... ne sont pas tous égals.
After my initial success with Pierre Hermé and Angelina, as well as good bread from Du Pain et Des Idées (and I will also grant them an excellent chauson a la pomme), I was so thrilled with my little patisserie guide. But let's just say, it's hard to do a bad baguette (although I have certainly had some bad ones). But now I must say, I trust Isabelle a great deal more than Jamie Cahill. Yesterday I visited Boulangerie Julien in the 1e (our class went for a visit to the passages, the original halls built in the 19th century for shopping and eating and meeting together for discussion.) Julien was near where we were meeting, so I was excited to get to taste the specialty, the "Jurassien," a cookie with a fruit topping... But I didn't see it on display anywhere, so I went for a pain sucré aux fruits rouges et chocolat (essentially, what looks like a croissant, but square and with red fruit (strawberry and/or raspberry) and chocolate inside) - a good choice, right? WRONG. It was hard, it was dry, it was absolutely the antithesis of light and flaky as a "pain sucré" should be. It was hard just to bite through! Poor form, Boulangerie Julien.
I got off work early today, and walking home (I have realised it is only a 15-20 minute walk!) I stopped at another recommended bakery, La Maison Brocco which is convenient because it is directly on my way. My guide recommended the royale as the shop's specialty, which is a chocolate pastry. It said they also do a version that is non chocolate, but hazelnut, which is just as good. Ok, perfect, I'll get one of each and see which is better - and what a perfect snack before heading to the Louvre (as I am off early, and it is open until 10 PM on fridays, what a perfect way to begin to tackle its massive collections! I say begin as I intend to return - I know I can't cover it all in one visit.) Anyway, back to the bakery - I go in and ask for "2 royales: un chocolat, et une noisette (hazlenut)." Simple enough, right? Apparently not. The non-chocolate version must have some other name, because somehow I ended up with 2 chocolate royales, a hot chocolate, and an espresso which must have had a shot of noisette added or something.
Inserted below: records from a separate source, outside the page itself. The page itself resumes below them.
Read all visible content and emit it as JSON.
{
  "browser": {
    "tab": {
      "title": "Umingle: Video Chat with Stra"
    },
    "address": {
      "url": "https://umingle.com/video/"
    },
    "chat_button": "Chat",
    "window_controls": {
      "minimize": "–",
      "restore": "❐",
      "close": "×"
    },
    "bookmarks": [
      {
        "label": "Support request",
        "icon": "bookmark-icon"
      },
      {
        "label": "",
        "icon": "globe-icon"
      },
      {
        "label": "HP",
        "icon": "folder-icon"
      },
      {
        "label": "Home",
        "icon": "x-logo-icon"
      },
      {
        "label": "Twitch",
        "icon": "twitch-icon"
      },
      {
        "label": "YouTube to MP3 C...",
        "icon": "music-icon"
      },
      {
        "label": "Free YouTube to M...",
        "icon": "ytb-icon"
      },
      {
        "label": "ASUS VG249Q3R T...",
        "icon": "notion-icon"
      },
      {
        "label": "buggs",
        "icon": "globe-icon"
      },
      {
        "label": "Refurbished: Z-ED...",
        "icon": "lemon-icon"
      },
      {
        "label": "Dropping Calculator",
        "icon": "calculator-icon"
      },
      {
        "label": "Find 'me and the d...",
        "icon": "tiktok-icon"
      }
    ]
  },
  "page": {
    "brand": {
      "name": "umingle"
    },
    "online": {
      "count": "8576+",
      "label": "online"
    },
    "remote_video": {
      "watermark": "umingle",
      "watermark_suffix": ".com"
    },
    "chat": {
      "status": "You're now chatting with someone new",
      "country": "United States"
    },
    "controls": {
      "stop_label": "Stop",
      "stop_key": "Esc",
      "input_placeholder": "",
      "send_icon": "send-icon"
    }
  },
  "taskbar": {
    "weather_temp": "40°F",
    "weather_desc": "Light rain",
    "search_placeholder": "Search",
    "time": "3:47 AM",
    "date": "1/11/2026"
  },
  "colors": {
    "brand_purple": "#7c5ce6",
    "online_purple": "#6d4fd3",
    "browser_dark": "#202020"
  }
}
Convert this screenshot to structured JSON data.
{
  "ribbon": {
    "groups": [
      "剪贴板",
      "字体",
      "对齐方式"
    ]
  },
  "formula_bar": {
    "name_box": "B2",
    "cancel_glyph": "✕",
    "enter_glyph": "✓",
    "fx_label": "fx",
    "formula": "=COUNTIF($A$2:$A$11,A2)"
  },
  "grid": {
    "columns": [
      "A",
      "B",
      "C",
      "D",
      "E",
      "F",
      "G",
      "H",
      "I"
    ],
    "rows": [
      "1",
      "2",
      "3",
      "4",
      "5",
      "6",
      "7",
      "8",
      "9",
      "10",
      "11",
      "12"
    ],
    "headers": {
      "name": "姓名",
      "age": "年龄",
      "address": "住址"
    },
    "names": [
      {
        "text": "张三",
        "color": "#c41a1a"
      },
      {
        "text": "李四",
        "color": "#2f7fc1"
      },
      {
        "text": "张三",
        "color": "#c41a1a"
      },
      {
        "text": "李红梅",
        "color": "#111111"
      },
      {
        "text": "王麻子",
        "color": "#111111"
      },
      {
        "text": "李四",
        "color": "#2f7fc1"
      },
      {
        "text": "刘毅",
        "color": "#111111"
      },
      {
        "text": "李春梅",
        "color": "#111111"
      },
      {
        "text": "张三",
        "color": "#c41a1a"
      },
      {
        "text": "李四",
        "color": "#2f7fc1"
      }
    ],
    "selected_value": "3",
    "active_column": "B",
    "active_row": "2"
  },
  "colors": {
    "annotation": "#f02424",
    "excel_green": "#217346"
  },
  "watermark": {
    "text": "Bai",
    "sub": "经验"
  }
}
I did just eat one of the royales... Very rich (enough so that I don't feel comfortable getting ready to get up and go to the Louvre until I have sat a while!), also a little too bitter due to the excess of cocoa powder on top, and just as my mother predicted, dry. Honestly, I would have been better off with baguette dipped in nutella!
Very lame, Maison Brocco, very very lame. And I'm gonna have to put some of the blame on you also, Jamie Cahill, for that recommendation.
So the lesson is evidently, trust Isabelle and take Jamie's word with a grain of salt.
And yes, for all of my myriad family members who have thus insisted, I will certainly make my way to Berthillon soon, and you can always count on me to let you know what I think. :)
I must say, two of my favorite bakeries are just the ones that are nearest to where I live, without being the big, fancy shops that the Guide tends to prefer. There is a little bakery on the corner ("Poires aux Normades"?) that does an excellent fondant au chocolat (literally, chocolate melt, but really I think it is brioche with some kind of pastry cream in the middle, as well as what are essentially chocolate chips). They also do an excellent brioche aux framboises (brioche with raspberries). And some of my favorite baguettes have come from a little shop for which I don't know the name, in the same block. Actually I think one of my biggest problems with the guide is that, on a day to day basis, it is not really pastries that I want, but bread or viennoises - essentially, sweet bread like with chocolate or croissants or the like. Granted, she does cover a number of these as well, but she focuses more on the sweet aspect. Which, when I say it aloud, sounds exactly like what I would want, but let's face it, you can only have so much dessert (I can't believe I just said that...)
Here is one real dilemma... Isabelle recommended a restaurant as absolutely the best for French cuisine. You can go for lunch, and order a set meal with choice of appetizer, main course, cheese, and dessert, with the appropriate courses accompanied with a glass of corresponding wines... And it is all cooked by one of the "top 5" chefs in Paris. (however that is decided). But for said lunch, it is 55E. That seems a little rich for me........ I want to do one expensive meal, but I don't think I'll find a friend to accompany me for that one..... Unfortunately I think that is just a little beyond my means. Ah well. C'est la vie. A former French prof of mine recommended a different restaurant for "la vraie cuisine francaise" that is about 40E for dinner, and I think I could find a few people who would go out just one night to somewhere like that, which is all I want to do, so I think that will be what will happen.
So anyway, those are my recent culinary ramblings... I still have another royale (I don't think I can eat that today!! It's just too much - one was too much!) perhaps I will take a picture of it - it is pretty - but then, it is not something I especially need to remember, so perhaps I will not.